Originally Submitted by Janet White
Today it’s area of the routine. Back when it were only available in 1996, the “Running Nuns” of St. Charles Children’s Home were just searching for something to chill down an explosive behavior crisis.
“It’s part of might know about do being a family,” said Sister Mary Agnes. “Running is a component individuals daily routine. While (the kids) come here, just as they’re unveiled in every other thing as part of our routine, they’re unveiled in running. “
St. Charles Children’s Home is an organization home for troubled kids (ages 3 to 12) located across from your Rochester Common in the 1860s Victorian mansion. The youngsters result from troubled families to reside on the home with all the knowning that someday are going to either adopted or reunited making use of their families. The property is rolling out a name through running. The kids run using the nuns – Daughters of Mary Mother of Healing Love – as well as in 1997 a road race was started to benefit the home. The kids and a few in the nuns run within the race. Now in the 15th year, the St. Charles Children’s Home 5K road race is a big fundraiser for the home, raising $12,000 this season. This year’s race is on Sept. 5, 9 a.m., at Pease Tradeport.
“The running program started because we now have troubled kids here,” said Sister Mary Agnes, the street race coordinator. “The kids are derived from difficult backgrounds. Lots who come have seen or witnessed violence or are already addressed with violence by adults. We attempt to redirect that will guide them new behaviors to exchange the previous violent behaviors.”
But in 1996 the home stood a crisis on its hands. The nuns had some very hard kids and there was extreme misbehavior with the home that led the sisters by sitting with the children to see whenever they could find a way to channel that negative energy inside a positive direction. They chock-full a white board with all types of ideas, and something with the ideas was running; even though it started as hiking.
“One of the most popular troublemakers,” recalled Sister Mary Agnes, “was a woman. Sister Maximilian took her hiking each day. This girl had much energy that in the progression from the summer the hikes started becoming little jogs.”

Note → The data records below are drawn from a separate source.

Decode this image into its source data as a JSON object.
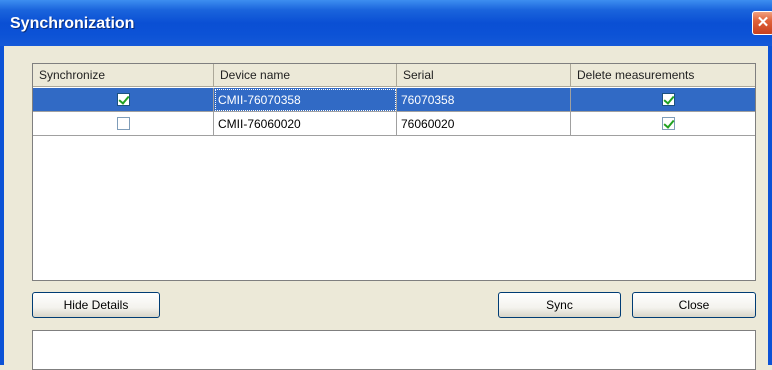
{
  "window": {
    "title": "Synchronization",
    "close_glyph": "✕"
  },
  "grid": {
    "columns": [
      "Synchronize",
      "Device name",
      "Serial",
      "Delete measurements"
    ],
    "rows": [
      {
        "synchronize": true,
        "device_name": "CMII-76070358",
        "serial": "76070358",
        "delete_measurements": true,
        "selected": true
      },
      {
        "synchronize": false,
        "device_name": "CMII-76060020",
        "serial": "76060020",
        "delete_measurements": true,
        "selected": false
      }
    ]
  },
  "buttons": {
    "hide_details": "Hide Details",
    "sync": "Sync",
    "close": "Close"
  },
  "colors": {
    "title_bar": "#0c52d6",
    "selection": "#316ac5",
    "dialog_bg": "#ece9d8"
  }
}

The 2 would run after which it walk, run after which walk. By the end of the summer these were doing three to four miles inside the woods daily. Where they’d been hiking, these folks were now running every day.
“The boys got jealous,” Sister Mary Agnes said with a smile. “Sister Maximilian was bragging: ‘Rosie can outrun some of you. She ran one mile today. She ran two miles today.’ The boys got jealous.”
So they all went to the Spaulding Senior high school track and ran throughout the track. The boys said they might outrun Rosie, but because they ran round the track, they delivered individually. The oldest boy kept going. Finally it got dark and Sister Maximilian stopped them. The boys were ready to die, but Rosie wasn’t even winded.
“That was the beginning of involving all of the children inside running program,” Sister Mary Agnes said. “We saw which it was a benefit to them all.”
All of the children were interested. The nuns trained them, you start with walking as Rosie have been trained. After which it worked them up to running. That fall of 1996 they ran their first 5K. Sister Mary Rose found a brochure from your Red’s Shoe Barn 5K. Her feeling was if these folks were running with all the children every single day, test a road race. During the time, the nuns and the children were running four or so miles, so they were covering a longer distance than a 5K.
“That way they’ll see many individuals run, too,” Sister Mary Agnes said. “They’ll identify that that is something which people do. It absolutely was just a wonderful success.”
Your children loved running in the road races plus they did well. Sister Mary Agnes recalled them winning lots of the medals inside kid categories because at that time there weren’t many children running.
“I think our program sort of changed the culture of running,” she said. “As time passed, you saw a lot more parents running making use of their kids in races. You saw increasingly more kids running and many children are faster than our kids.”
There were nice thing about it coverage in the Running Nuns as well as the St. Charles Eagles (the kids’ running name). The sisters ran of their full habits and the children became recognizable through their red tank tops with St. Charles Eagles emblazoned over the front. Sister Mary Agnes believes that coverage encouraged parents to run in races with their kids.
“I think it has been great,” she said. “Because now you have a great deal of children at the races.”
To the St. Charles Children’s Home, running was an experiment that exceeded all expectations.
“We didn’t understand how successful it will be,” Sister Mary Agnes said. “But promoted was successful. That group of kids in 1996 was a very violent group and we often was required to use passive restraints together. We had that will put them safely holds so they couldn’t hurt themselves while others. It’s actually a very hard intervention and never something it suited you to be doing.”
But after the kids started running, there were a marked decline in the using restraints.
“And we’ve not used at all passive restraints since as far as there was before you run,” she said. “It does indeed help the kids channel some of that excess energy in positive ways.”
Today with running contained in the home’s daily routine, the youngsters run before school.
“I think it may help increase the risk for school day a little more successful,” Sister Mary Agnes said. “They are available in; they’ve already done their morning run. So they are able to be a bit calmer plus a little more ready to concentrate on school.”